Data for analysis Block Start

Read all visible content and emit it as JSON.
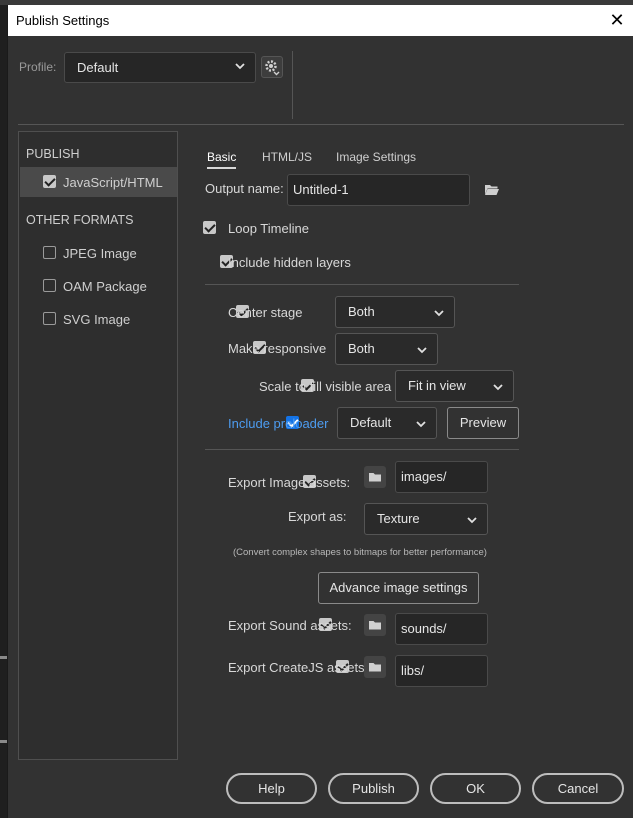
{
  "window": {
    "title": "Publish Settings"
  },
  "profile": {
    "label": "Profile:",
    "value": "Default"
  },
  "categories": {
    "publish_heading": "PUBLISH",
    "publish_items": [
      {
        "label": "JavaScript/HTML",
        "checked": true
      }
    ],
    "other_heading": "OTHER FORMATS",
    "other_items": [
      {
        "label": "JPEG Image",
        "checked": false
      },
      {
        "label": "OAM Package",
        "checked": false
      },
      {
        "label": "SVG Image",
        "checked": false
      }
    ]
  },
  "tabs": [
    {
      "label": "Basic"
    },
    {
      "label": "HTML/JS"
    },
    {
      "label": "Image Settings"
    }
  ],
  "basic": {
    "output_name": {
      "label": "Output name:",
      "value": "Untitled-1"
    },
    "loop_timeline": {
      "label": "Loop Timeline",
      "checked": true
    },
    "include_hidden_layers": {
      "label": "Include hidden layers",
      "checked": true
    },
    "center_stage": {
      "label": "Center stage",
      "checked": true,
      "value": "Both"
    },
    "make_responsive": {
      "label": "Make responsive",
      "checked": true,
      "value": "Both"
    },
    "scale_to_fill": {
      "label": "Scale to fill visible area",
      "checked": true,
      "value": "Fit in view"
    },
    "include_preloader": {
      "label": "Include preloader",
      "checked": true,
      "value": "Default",
      "preview_label": "Preview"
    },
    "export_image_assets": {
      "label": "Export Image assets:",
      "checked": true,
      "value": "images/"
    },
    "export_as": {
      "label": "Export as:",
      "value": "Texture"
    },
    "convert_note": "(Convert complex shapes to bitmaps for better performance)",
    "advance_image_settings_label": "Advance image settings",
    "export_sound_assets": {
      "label": "Export Sound assets:",
      "checked": true,
      "value": "sounds/"
    },
    "export_createjs_assets": {
      "label": "Export CreateJS assets:",
      "checked": true,
      "value": "libs/"
    }
  },
  "footer": {
    "help": "Help",
    "publish": "Publish",
    "ok": "OK",
    "cancel": "Cancel"
  },
  "colors": {
    "accent": "#1473e6",
    "preloader_label": "#4d9cf0",
    "dialog_bg": "#323232"
  }
}
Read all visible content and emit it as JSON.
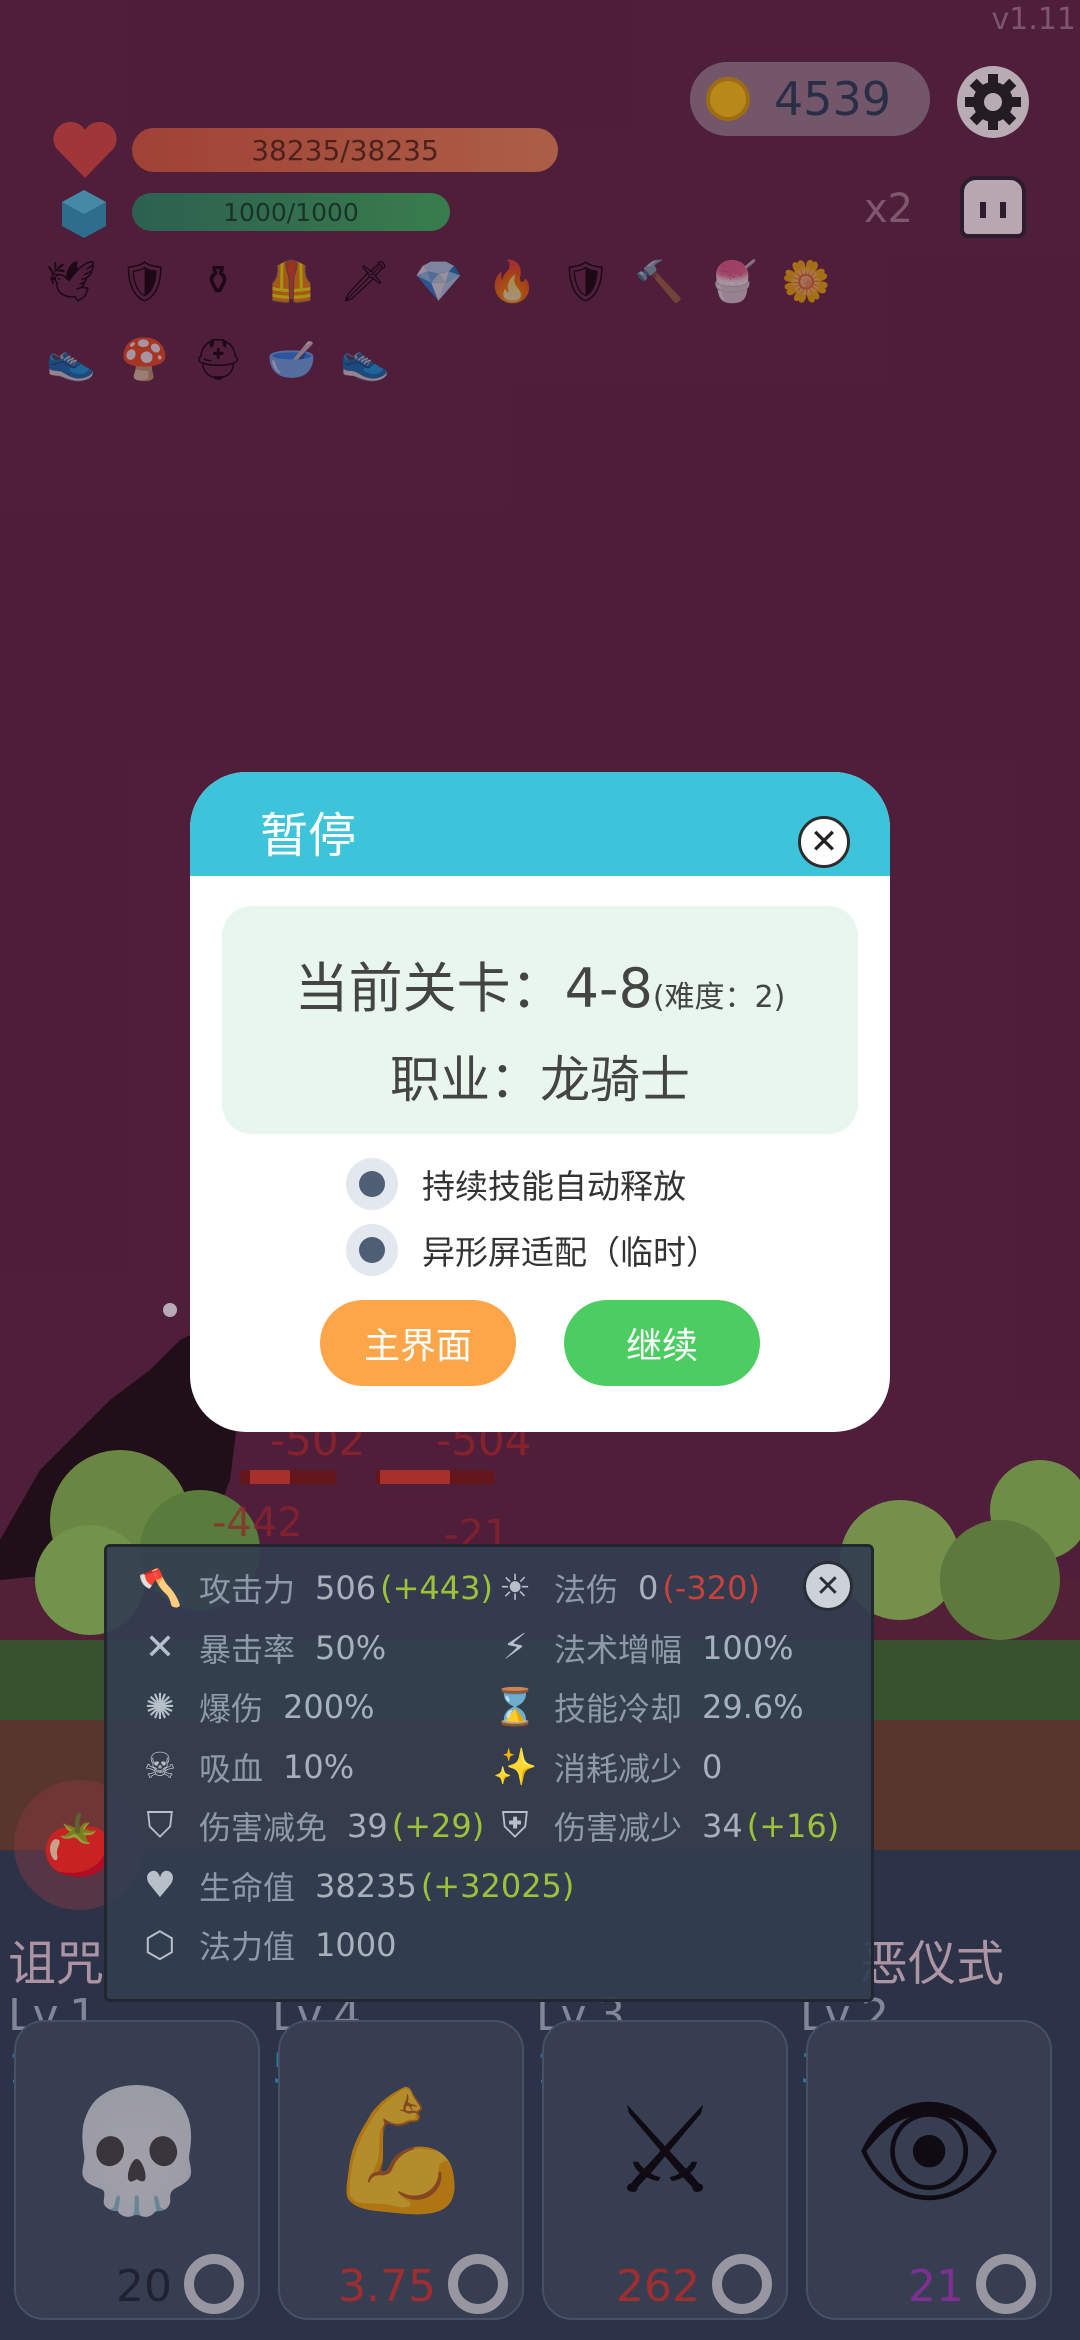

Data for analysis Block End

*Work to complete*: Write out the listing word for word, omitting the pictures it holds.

*Task solution*:
Read all visible content and emit it as JSON.
{
  "window": {
    "title": "Publish Settings"
  },
  "profile": {
    "label": "Profile:",
    "value": "Default"
  },
  "categories": {
    "publish_heading": "PUBLISH",
    "publish_items": [
      {
        "label": "JavaScript/HTML",
        "checked": true
      }
    ],
    "other_heading": "OTHER FORMATS",
    "other_items": [
      {
        "label": "JPEG Image",
        "checked": false
      },
      {
        "label": "OAM Package",
        "checked": false
      },
      {
        "label": "SVG Image",
        "checked": false
      }
    ]
  },
  "tabs": [
    {
      "label": "Basic"
    },
    {
      "label": "HTML/JS"
    },
    {
      "label": "Image Settings"
    }
  ],
  "basic": {
    "output_name": {
      "label": "Output name:",
      "value": "Untitled-1"
    },
    "loop_timeline": {
      "label": "Loop Timeline",
      "checked": true
    },
    "include_hidden_layers": {
      "label": "Include hidden layers",
      "checked": true
    },
    "center_stage": {
      "label": "Center stage",
      "checked": true,
      "value": "Both"
    },
    "make_responsive": {
      "label": "Make responsive",
      "checked": true,
      "value": "Both"
    },
    "scale_to_fill": {
      "label": "Scale to fill visible area",
      "checked": true,
      "value": "Fit in view"
    },
    "include_preloader": {
      "label": "Include preloader",
      "checked": true,
      "value": "Default",
      "preview_label": "Preview"
    },
    "export_image_assets": {
      "label": "Export Image assets:",
      "checked": true,
      "value": "images/"
    },
    "export_as": {
      "label": "Export as:",
      "value": "Texture"
    },
    "convert_note": "(Convert complex shapes to bitmaps for better performance)",
    "advance_image_settings_label": "Advance image settings",
    "export_sound_assets": {
      "label": "Export Sound assets:",
      "checked": true,
      "value": "sounds/"
    },
    "export_createjs_assets": {
      "label": "Export CreateJS assets:",
      "checked": true,
      "value": "libs/"
    }
  },
  "footer": {
    "help": "Help",
    "publish": "Publish",
    "ok": "OK",
    "cancel": "Cancel"
  },
  "colors": {
    "accent": "#1473e6",
    "preloader_label": "#4d9cf0",
    "dialog_bg": "#323232"
  }
}
Read all visible content and emit it as JSON.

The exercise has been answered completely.